There are four presidential nominees who have taken third or worse in Iowa: Michael Dukakis and George H.W. Bush in 1988, Bill Clinton in 1992, and John McCain in 2008. Bush and Clinton obviously went on to become president.
Two of those eventual nominees had good excuses for their poor performance.
In 1992, Iowa was completely uncontested because longtime Iowa Sen. Tom Harkin was in the race; Clinton never really had a shot.
And in 2008, John McCain — the eventual nominee — didn't focus much on Iowa. This lowered expectations even though he was probably the national frontrunner, according to polls.
So that only leaves two instances where a candidate finished third or worse and didn't have a real excuse.
Two nominees who didn't have an excuse but came back
The worst third-place finish was in 1988, when Vice President George H.W. Bush finished third in Iowa, despite having won the caucuses in 1980 the last time he ran. But with strong name recognition, an endorsement from New Hampshire Gov. John Sununu, and well-timed attacks on his primary opponent Bob Dole, Bush was able to pull out a win in New Hampshire — and take control of the race by late February.

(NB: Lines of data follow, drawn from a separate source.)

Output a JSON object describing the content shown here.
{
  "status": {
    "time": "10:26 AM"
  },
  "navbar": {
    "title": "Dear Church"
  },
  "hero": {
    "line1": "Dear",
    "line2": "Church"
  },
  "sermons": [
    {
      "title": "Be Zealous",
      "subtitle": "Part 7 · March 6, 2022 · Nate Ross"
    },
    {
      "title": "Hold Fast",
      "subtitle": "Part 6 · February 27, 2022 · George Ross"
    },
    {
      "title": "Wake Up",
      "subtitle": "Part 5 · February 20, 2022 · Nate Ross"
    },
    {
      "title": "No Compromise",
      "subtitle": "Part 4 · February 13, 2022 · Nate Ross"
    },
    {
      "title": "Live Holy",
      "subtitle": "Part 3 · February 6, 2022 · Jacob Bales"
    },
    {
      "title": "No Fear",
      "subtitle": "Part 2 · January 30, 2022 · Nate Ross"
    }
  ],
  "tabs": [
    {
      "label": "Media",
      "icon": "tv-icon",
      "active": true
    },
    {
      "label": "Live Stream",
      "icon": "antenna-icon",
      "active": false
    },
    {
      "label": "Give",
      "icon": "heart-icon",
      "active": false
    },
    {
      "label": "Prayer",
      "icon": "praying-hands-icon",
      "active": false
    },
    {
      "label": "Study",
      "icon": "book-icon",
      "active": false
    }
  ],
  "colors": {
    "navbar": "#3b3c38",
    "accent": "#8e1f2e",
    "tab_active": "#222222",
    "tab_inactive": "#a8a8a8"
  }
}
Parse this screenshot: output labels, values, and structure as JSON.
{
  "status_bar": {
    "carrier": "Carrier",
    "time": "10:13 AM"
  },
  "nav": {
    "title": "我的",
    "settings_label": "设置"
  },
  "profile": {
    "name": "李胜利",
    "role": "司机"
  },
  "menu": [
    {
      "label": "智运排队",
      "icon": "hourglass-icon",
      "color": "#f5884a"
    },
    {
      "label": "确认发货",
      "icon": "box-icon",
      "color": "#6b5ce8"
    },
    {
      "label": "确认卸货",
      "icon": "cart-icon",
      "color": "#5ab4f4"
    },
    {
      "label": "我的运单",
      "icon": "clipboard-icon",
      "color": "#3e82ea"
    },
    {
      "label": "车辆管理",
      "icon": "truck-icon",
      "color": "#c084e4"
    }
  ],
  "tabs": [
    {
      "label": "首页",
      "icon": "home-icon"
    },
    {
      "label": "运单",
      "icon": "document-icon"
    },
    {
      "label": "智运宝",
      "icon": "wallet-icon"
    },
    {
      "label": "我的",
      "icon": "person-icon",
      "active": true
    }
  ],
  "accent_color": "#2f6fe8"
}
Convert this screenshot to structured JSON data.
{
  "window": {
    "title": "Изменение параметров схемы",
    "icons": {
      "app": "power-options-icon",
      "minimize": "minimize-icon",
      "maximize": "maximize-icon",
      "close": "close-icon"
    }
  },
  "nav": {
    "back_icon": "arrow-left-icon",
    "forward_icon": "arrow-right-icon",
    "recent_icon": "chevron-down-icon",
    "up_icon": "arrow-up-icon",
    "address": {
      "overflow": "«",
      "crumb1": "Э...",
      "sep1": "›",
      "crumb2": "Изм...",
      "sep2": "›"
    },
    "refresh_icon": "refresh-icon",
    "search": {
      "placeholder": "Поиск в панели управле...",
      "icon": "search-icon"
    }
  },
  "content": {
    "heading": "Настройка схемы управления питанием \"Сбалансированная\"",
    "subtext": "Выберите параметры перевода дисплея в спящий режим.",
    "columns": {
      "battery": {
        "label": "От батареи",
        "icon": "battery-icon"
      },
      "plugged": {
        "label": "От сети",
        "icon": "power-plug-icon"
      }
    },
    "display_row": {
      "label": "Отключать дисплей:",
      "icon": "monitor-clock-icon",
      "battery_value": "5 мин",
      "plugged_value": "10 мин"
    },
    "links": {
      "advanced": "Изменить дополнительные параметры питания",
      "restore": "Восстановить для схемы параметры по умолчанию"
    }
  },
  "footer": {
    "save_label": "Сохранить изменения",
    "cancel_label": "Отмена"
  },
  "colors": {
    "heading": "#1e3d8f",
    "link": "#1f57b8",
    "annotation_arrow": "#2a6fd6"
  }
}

That same year, Massachusetts Gov. Michael Dukakis finished third in the Democratic Iowa caucuses, but the margin of victory was small enough that he was able to rebound and win New Hampshire. Still, it wasn't until April that he actually took some control of the race, with strong competition from both Al Gore and Jesse Jackson.
In the end, both Bush and Dukakis were at times seen as frontrunners, while Rubio has consistently trailed in the polls for the past eight months, despite media predictions of a surge.
If Rubio wins the nomination, it'll be unprecedented
We talk a lot about the importance of Iowa and New Hampshire, but that's because historically they have been decent harbingers of nationwide success. Both Bush and Dukakis were able to come back from a third-place Iowa finish and win the New Hampshire primary, and no candidate has ever finished worse than second in both Iowa and New Hampshire and gone on to win.
The poll average from HuffPollster shows Donald Trump with a massive lead in New Hampshire, while Ted Cruz, John Kasich, and Rubio are fighting for second. It's too soon to measure how the Iowa caucus results will change this algebra, but we know it's unlikely Rubio will win New Hampshire, which gives him a narrow path to the nomination.
That said, if we've learned anything about this GOP primary season, it's that it is different from any we've seen before — and that it'll probably drag on longer than your usual primary, which is likely a good thing if Rubio wants voters to forget about his third-place ribbons.